* [Problem requirements] Reproduce each entry below exactly, without omitting any.

* [Provided entries]
╔══

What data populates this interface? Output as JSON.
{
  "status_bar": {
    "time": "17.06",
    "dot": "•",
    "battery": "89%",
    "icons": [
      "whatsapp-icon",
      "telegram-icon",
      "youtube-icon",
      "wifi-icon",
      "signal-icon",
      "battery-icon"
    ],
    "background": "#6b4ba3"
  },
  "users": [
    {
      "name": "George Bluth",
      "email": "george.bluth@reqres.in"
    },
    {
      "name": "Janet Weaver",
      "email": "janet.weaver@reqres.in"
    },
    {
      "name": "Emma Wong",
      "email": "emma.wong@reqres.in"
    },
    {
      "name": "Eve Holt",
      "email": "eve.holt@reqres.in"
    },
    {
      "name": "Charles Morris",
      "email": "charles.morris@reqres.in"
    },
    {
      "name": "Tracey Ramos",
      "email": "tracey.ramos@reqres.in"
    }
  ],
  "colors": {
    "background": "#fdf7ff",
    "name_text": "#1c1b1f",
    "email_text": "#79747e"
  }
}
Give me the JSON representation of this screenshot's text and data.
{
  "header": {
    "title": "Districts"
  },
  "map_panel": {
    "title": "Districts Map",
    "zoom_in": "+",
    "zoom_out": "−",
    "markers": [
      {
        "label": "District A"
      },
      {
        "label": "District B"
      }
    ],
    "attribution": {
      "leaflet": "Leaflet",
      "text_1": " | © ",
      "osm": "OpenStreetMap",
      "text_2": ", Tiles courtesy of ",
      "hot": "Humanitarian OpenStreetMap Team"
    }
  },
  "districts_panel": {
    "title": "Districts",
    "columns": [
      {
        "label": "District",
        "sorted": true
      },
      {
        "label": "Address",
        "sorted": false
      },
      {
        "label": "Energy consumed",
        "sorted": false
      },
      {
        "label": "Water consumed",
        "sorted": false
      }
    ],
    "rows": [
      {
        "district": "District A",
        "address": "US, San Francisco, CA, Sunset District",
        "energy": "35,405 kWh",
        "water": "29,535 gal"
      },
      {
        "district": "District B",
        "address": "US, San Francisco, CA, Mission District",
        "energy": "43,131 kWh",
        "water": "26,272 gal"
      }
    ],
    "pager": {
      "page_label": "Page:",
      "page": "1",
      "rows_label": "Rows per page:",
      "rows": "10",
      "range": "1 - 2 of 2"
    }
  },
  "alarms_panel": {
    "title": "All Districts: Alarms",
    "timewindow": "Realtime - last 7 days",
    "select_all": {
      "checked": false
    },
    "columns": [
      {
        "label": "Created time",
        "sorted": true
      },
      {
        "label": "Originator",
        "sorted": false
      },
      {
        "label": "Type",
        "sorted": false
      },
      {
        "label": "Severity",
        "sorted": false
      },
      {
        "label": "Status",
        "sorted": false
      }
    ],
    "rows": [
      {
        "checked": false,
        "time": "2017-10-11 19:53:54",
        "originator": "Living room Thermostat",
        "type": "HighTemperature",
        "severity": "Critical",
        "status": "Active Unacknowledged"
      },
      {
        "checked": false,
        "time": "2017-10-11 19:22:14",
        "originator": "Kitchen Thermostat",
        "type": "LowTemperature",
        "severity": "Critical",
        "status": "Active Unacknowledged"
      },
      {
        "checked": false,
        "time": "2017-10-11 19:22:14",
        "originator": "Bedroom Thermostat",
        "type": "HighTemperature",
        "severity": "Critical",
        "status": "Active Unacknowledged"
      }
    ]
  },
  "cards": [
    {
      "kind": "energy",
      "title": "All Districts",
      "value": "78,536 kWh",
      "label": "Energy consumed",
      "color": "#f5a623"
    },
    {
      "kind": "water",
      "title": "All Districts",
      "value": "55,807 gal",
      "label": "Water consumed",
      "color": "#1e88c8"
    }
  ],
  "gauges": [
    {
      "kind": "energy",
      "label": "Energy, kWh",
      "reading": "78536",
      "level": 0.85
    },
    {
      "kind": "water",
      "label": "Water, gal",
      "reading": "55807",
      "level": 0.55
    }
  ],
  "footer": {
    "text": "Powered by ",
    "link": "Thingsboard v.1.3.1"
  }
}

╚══

* [Solution to the problem]
What data populates this interface? Output as JSON.
{
  "status_bar": {
    "time": "17.06",
    "dot": "•",
    "battery": "89%",
    "icons": [
      "whatsapp-icon",
      "telegram-icon",
      "youtube-icon",
      "wifi-icon",
      "signal-icon",
      "battery-icon"
    ],
    "background": "#6b4ba3"
  },
  "users": [
    {
      "name": "George Bluth",
      "email": "george.bluth@reqres.in"
    },
    {
      "name": "Janet Weaver",
      "email": "janet.weaver@reqres.in"
    },
    {
      "name": "Emma Wong",
      "email": "emma.wong@reqres.in"
    },
    {
      "name": "Eve Holt",
      "email": "eve.holt@reqres.in"
    },
    {
      "name": "Charles Morris",
      "email": "charles.morris@reqres.in"
    },
    {
      "name": "Tracey Ramos",
      "email": "tracey.ramos@reqres.in"
    }
  ],
  "colors": {
    "background": "#fdf7ff",
    "name_text": "#1c1b1f",
    "email_text": "#79747e"
  }
}
Give me the JSON representation of this screenshot's text and data.
{
  "header": {
    "title": "Districts"
  },
  "map_panel": {
    "title": "Districts Map",
    "zoom_in": "+",
    "zoom_out": "−",
    "markers": [
      {
        "label": "District A"
      },
      {
        "label": "District B"
      }
    ],
    "attribution": {
      "leaflet": "Leaflet",
      "text_1": " | © ",
      "osm": "OpenStreetMap",
      "text_2": ", Tiles courtesy of ",
      "hot": "Humanitarian OpenStreetMap Team"
    }
  },
  "districts_panel": {
    "title": "Districts",
    "columns": [
      {
        "label": "District",
        "sorted": true
      },
      {
        "label": "Address",
        "sorted": false
      },
      {
        "label": "Energy consumed",
        "sorted": false
      },
      {
        "label": "Water consumed",
        "sorted": false
      }
    ],
    "rows": [
      {
        "district": "District A",
        "address": "US, San Francisco, CA, Sunset District",
        "energy": "35,405 kWh",
        "water": "29,535 gal"
      },
      {
        "district": "District B",
        "address": "US, San Francisco, CA, Mission District",
        "energy": "43,131 kWh",
        "water": "26,272 gal"
      }
    ],
    "pager": {
      "page_label": "Page:",
      "page": "1",
      "rows_label": "Rows per page:",
      "rows": "10",
      "range": "1 - 2 of 2"
    }
  },
  "alarms_panel": {
    "title": "All Districts: Alarms",
    "timewindow": "Realtime - last 7 days",
    "select_all": {
      "checked": false
    },
    "columns": [
      {
        "label": "Created time",
        "sorted": true
      },
      {
        "label": "Originator",
        "sorted": false
      },
      {
        "label": "Type",
        "sorted": false
      },
      {
        "label": "Severity",
        "sorted": false
      },
      {
        "label": "Status",
        "sorted": false
      }
    ],
    "rows": [
      {
        "checked": false,
        "time": "2017-10-11 19:53:54",
        "originator": "Living room Thermostat",
        "type": "HighTemperature",
        "severity": "Critical",
        "status": "Active Unacknowledged"
      },
      {
        "checked": false,
        "time": "2017-10-11 19:22:14",
        "originator": "Kitchen Thermostat",
        "type": "LowTemperature",
        "severity": "Critical",
        "status": "Active Unacknowledged"
      },
      {
        "checked": false,
        "time": "2017-10-11 19:22:14",
        "originator": "Bedroom Thermostat",
        "type": "HighTemperature",
        "severity": "Critical",
        "status": "Active Unacknowledged"
      }
    ]
  },
  "cards": [
    {
      "kind": "energy",
      "title": "All Districts",
      "value": "78,536 kWh",
      "label": "Energy consumed",
      "color": "#f5a623"
    },
    {
      "kind": "water",
      "title": "All Districts",
      "value": "55,807 gal",
      "label": "Water consumed",
      "color": "#1e88c8"
    }
  ],
  "gauges": [
    {
      "kind": "energy",
      "label": "Energy, kWh",
      "reading": "78536",
      "level": 0.85
    },
    {
      "kind": "water",
      "label": "Water, gal",
      "reading": "55807",
      "level": 0.55
    }
  ],
  "footer": {
    "text": "Powered by ",
    "link": "Thingsboard v.1.3.1"
  }
}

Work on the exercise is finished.